Task to carry out
Going through the entries below, work out how many lines have the string "icon" in them. Give the number and nothing more.

(Data records)

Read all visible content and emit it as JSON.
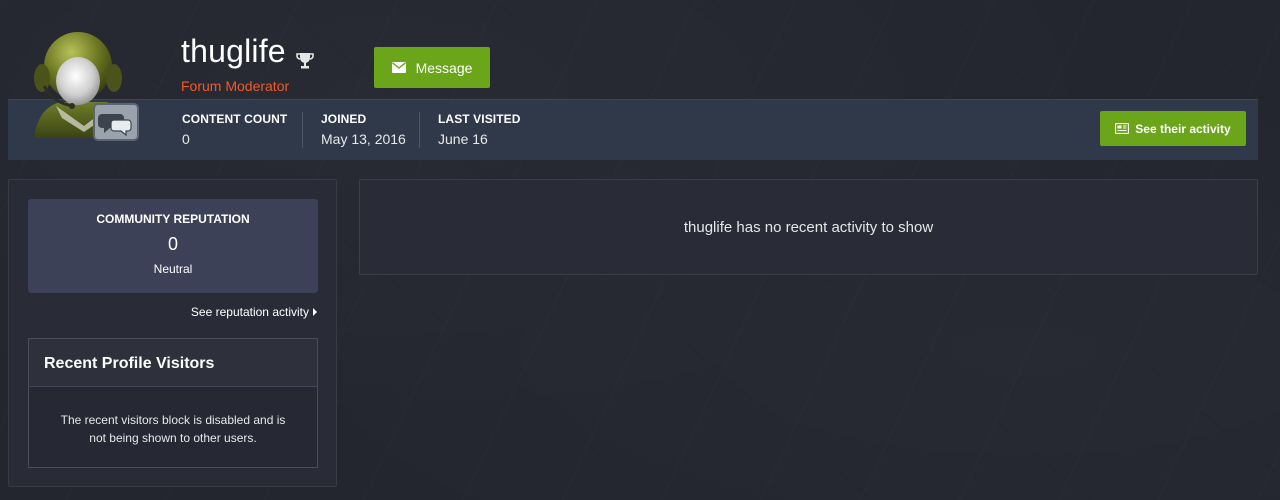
{
  "profile": {
    "username": "thuglife",
    "role": "Forum Moderator",
    "role_color": "#f05a28",
    "avatar_icon": "soldier-avatar-icon",
    "badge_icon": "trophy-icon"
  },
  "header": {
    "message_label": "Message",
    "message_icon": "envelope-icon",
    "activity_label": "See their activity",
    "activity_icon": "newspaper-icon",
    "accent_color": "#6aa51a"
  },
  "stats": [
    {
      "label": "CONTENT COUNT",
      "value": "0"
    },
    {
      "label": "JOINED",
      "value": "May 13, 2016"
    },
    {
      "label": "LAST VISITED",
      "value": "June 16"
    }
  ],
  "reputation": {
    "title": "COMMUNITY REPUTATION",
    "value": "0",
    "label": "Neutral",
    "link": "See reputation activity"
  },
  "visitors": {
    "title": "Recent Profile Visitors",
    "message": "The recent visitors block is disabled and is not being shown to other users."
  },
  "main": {
    "empty_message": "thuglife has no recent activity to show"
  }
}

Answer area
4